What you have to do ▸ What is needed is the number of lines in the data below that include "label", stated by itself.

[Web page and app entries]
━━━━━━━━━━━━━━━━━━━━
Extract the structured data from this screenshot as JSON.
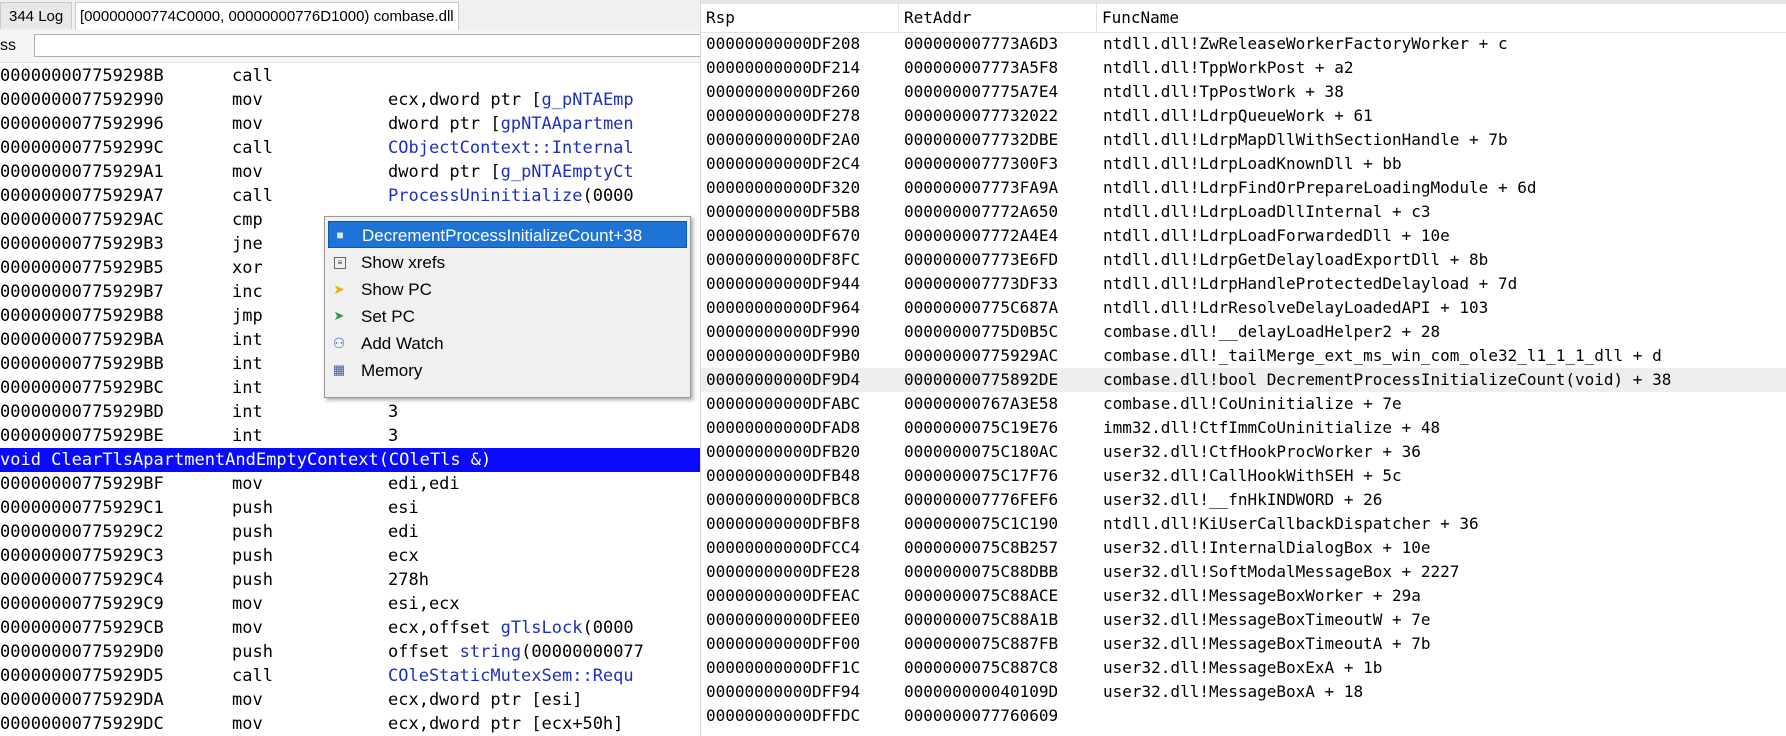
{
  "tabs": {
    "log": "344 Log",
    "module": "[00000000774C0000, 00000000776D1000) combase.dll"
  },
  "address_bar": {
    "label": "ss",
    "value": ""
  },
  "disasm": [
    {
      "addr": "000000007759298B",
      "mn": "call",
      "op": "",
      "sym": false
    },
    {
      "addr": "0000000077592990",
      "mn": "mov",
      "op": "ecx,dword ptr [",
      "sym_text": "g_pNTAEmp",
      "sym": true
    },
    {
      "addr": "0000000077592996",
      "mn": "mov",
      "op": "dword ptr [",
      "sym_text": "gpNTAApartmen",
      "sym": true
    },
    {
      "addr": "000000007759299C",
      "mn": "call",
      "op": "",
      "sym_text": "CObjectContext::Internal",
      "sym": true
    },
    {
      "addr": "00000000775929A1",
      "mn": "mov",
      "op": "dword ptr [",
      "sym_text": "g_pNTAEmptyCt",
      "sym": true
    },
    {
      "addr": "00000000775929A7",
      "mn": "call",
      "op": "",
      "sym_text": "ProcessUninitialize",
      "op2": "(0000",
      "sym": true
    },
    {
      "addr": "00000000775929AC",
      "mn": "cmp",
      "op": "",
      "sym": false
    },
    {
      "addr": "00000000775929B3",
      "mn": "jne",
      "op": "",
      "sym": false
    },
    {
      "addr": "00000000775929B5",
      "mn": "xor",
      "op": "",
      "sym": false
    },
    {
      "addr": "00000000775929B7",
      "mn": "inc",
      "op": "",
      "sym": false
    },
    {
      "addr": "00000000775929B8",
      "mn": "jmp",
      "op": "",
      "sym": false
    },
    {
      "addr": "00000000775929BA",
      "mn": "int",
      "op": "",
      "sym": false
    },
    {
      "addr": "00000000775929BB",
      "mn": "int",
      "op": "",
      "sym": false
    },
    {
      "addr": "00000000775929BC",
      "mn": "int",
      "op": "",
      "sym": false
    },
    {
      "addr": "00000000775929BD",
      "mn": "int",
      "op": "3",
      "sym": false
    },
    {
      "addr": "00000000775929BE",
      "mn": "int",
      "op": "3",
      "sym": false
    }
  ],
  "func_header": "void ClearTlsApartmentAndEmptyContext(COleTls &)",
  "disasm2": [
    {
      "addr": "00000000775929BF",
      "mn": "mov",
      "op": "edi,edi",
      "sym": false
    },
    {
      "addr": "00000000775929C1",
      "mn": "push",
      "op": "esi",
      "sym": false
    },
    {
      "addr": "00000000775929C2",
      "mn": "push",
      "op": "edi",
      "sym": false
    },
    {
      "addr": "00000000775929C3",
      "mn": "push",
      "op": "ecx",
      "sym": false
    },
    {
      "addr": "00000000775929C4",
      "mn": "push",
      "op": "278h",
      "sym": false
    },
    {
      "addr": "00000000775929C9",
      "mn": "mov",
      "op": "esi,ecx",
      "sym": false
    },
    {
      "addr": "00000000775929CB",
      "mn": "mov",
      "op": "ecx,offset ",
      "sym_text": "gTlsLock",
      "op2": "(0000",
      "sym": true
    },
    {
      "addr": "00000000775929D0",
      "mn": "push",
      "op": "offset ",
      "sym_text": "string",
      "op2": "(00000000077",
      "sym": true
    },
    {
      "addr": "00000000775929D5",
      "mn": "call",
      "op": "",
      "sym_text": "COleStaticMutexSem::Requ",
      "sym": true
    },
    {
      "addr": "00000000775929DA",
      "mn": "mov",
      "op": "ecx,dword ptr [esi]",
      "sym": false
    },
    {
      "addr": "00000000775929DC",
      "mn": "mov",
      "op": "ecx,dword ptr [ecx+50h]",
      "sym": false
    }
  ],
  "context_menu": {
    "items": [
      {
        "label": "DecrementProcessInitializeCount+38",
        "icon": "location-icon"
      },
      {
        "label": "Show xrefs",
        "icon": "xrefs-icon"
      },
      {
        "label": "Show PC",
        "icon": "arrow-right-icon"
      },
      {
        "label": "Set PC",
        "icon": "set-pc-icon"
      },
      {
        "label": "Add Watch",
        "icon": "watch-icon"
      },
      {
        "label": "Memory",
        "icon": "memory-icon"
      }
    ]
  },
  "stack": {
    "headers": {
      "rsp": "Rsp",
      "ret": "RetAddr",
      "fn": "FuncName"
    },
    "rows": [
      {
        "rsp": "00000000000DF208",
        "ret": "000000007773A6D3",
        "fn": "ntdll.dll!ZwReleaseWorkerFactoryWorker + c"
      },
      {
        "rsp": "00000000000DF214",
        "ret": "000000007773A5F8",
        "fn": "ntdll.dll!TppWorkPost + a2"
      },
      {
        "rsp": "00000000000DF260",
        "ret": "000000007775A7E4",
        "fn": "ntdll.dll!TpPostWork + 38"
      },
      {
        "rsp": "00000000000DF278",
        "ret": "0000000077732022",
        "fn": "ntdll.dll!LdrpQueueWork + 61"
      },
      {
        "rsp": "00000000000DF2A0",
        "ret": "0000000077732DBE",
        "fn": "ntdll.dll!LdrpMapDllWithSectionHandle + 7b"
      },
      {
        "rsp": "00000000000DF2C4",
        "ret": "00000000777300F3",
        "fn": "ntdll.dll!LdrpLoadKnownDll + bb"
      },
      {
        "rsp": "00000000000DF320",
        "ret": "000000007773FA9A",
        "fn": "ntdll.dll!LdrpFindOrPrepareLoadingModule + 6d"
      },
      {
        "rsp": "00000000000DF5B8",
        "ret": "000000007772A650",
        "fn": "ntdll.dll!LdrpLoadDllInternal + c3"
      },
      {
        "rsp": "00000000000DF670",
        "ret": "000000007772A4E4",
        "fn": "ntdll.dll!LdrpLoadForwardedDll + 10e"
      },
      {
        "rsp": "00000000000DF8FC",
        "ret": "000000007773E6FD",
        "fn": "ntdll.dll!LdrpGetDelayloadExportDll + 8b"
      },
      {
        "rsp": "00000000000DF944",
        "ret": "000000007773DF33",
        "fn": "ntdll.dll!LdrpHandleProtectedDelayload + 7d"
      },
      {
        "rsp": "00000000000DF964",
        "ret": "00000000775C687A",
        "fn": "ntdll.dll!LdrResolveDelayLoadedAPI + 103"
      },
      {
        "rsp": "00000000000DF990",
        "ret": "00000000775D0B5C",
        "fn": "combase.dll!__delayLoadHelper2 + 28"
      },
      {
        "rsp": "00000000000DF9B0",
        "ret": "00000000775929AC",
        "fn": "combase.dll!_tailMerge_ext_ms_win_com_ole32_l1_1_1_dll + d"
      },
      {
        "rsp": "00000000000DF9D4",
        "ret": "00000000775892DE",
        "fn": "combase.dll!bool DecrementProcessInitializeCount(void) + 38",
        "selected": true
      },
      {
        "rsp": "00000000000DFABC",
        "ret": "00000000767A3E58",
        "fn": "combase.dll!CoUninitialize + 7e"
      },
      {
        "rsp": "00000000000DFAD8",
        "ret": "0000000075C19E76",
        "fn": "imm32.dll!CtfImmCoUninitialize + 48"
      },
      {
        "rsp": "00000000000DFB20",
        "ret": "0000000075C180AC",
        "fn": "user32.dll!CtfHookProcWorker + 36"
      },
      {
        "rsp": "00000000000DFB48",
        "ret": "0000000075C17F76",
        "fn": "user32.dll!CallHookWithSEH + 5c"
      },
      {
        "rsp": "00000000000DFBC8",
        "ret": "000000007776FEF6",
        "fn": "user32.dll!__fnHkINDWORD + 26"
      },
      {
        "rsp": "00000000000DFBF8",
        "ret": "0000000075C1C190",
        "fn": "ntdll.dll!KiUserCallbackDispatcher + 36"
      },
      {
        "rsp": "00000000000DFCC4",
        "ret": "0000000075C8B257",
        "fn": "user32.dll!InternalDialogBox + 10e"
      },
      {
        "rsp": "00000000000DFE28",
        "ret": "0000000075C88DBB",
        "fn": "user32.dll!SoftModalMessageBox + 2227"
      },
      {
        "rsp": "00000000000DFEAC",
        "ret": "0000000075C88ACE",
        "fn": "user32.dll!MessageBoxWorker + 29a"
      },
      {
        "rsp": "00000000000DFEE0",
        "ret": "0000000075C88A1B",
        "fn": "user32.dll!MessageBoxTimeoutW + 7e"
      },
      {
        "rsp": "00000000000DFF00",
        "ret": "0000000075C887FB",
        "fn": "user32.dll!MessageBoxTimeoutA + 7b"
      },
      {
        "rsp": "00000000000DFF1C",
        "ret": "0000000075C887C8",
        "fn": "user32.dll!MessageBoxExA + 1b"
      },
      {
        "rsp": "00000000000DFF94",
        "ret": "000000000040109D",
        "fn": "user32.dll!MessageBoxA + 18"
      },
      {
        "rsp": "00000000000DFFDC",
        "ret": "0000000077760609",
        "fn": ""
      }
    ]
  },
  "colors": {
    "func_header_bg": "#0a0aff",
    "symbol": "#1c2fbf",
    "menu_selected": "#1e74d6"
  }
}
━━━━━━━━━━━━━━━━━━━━
Written reply ▸ 7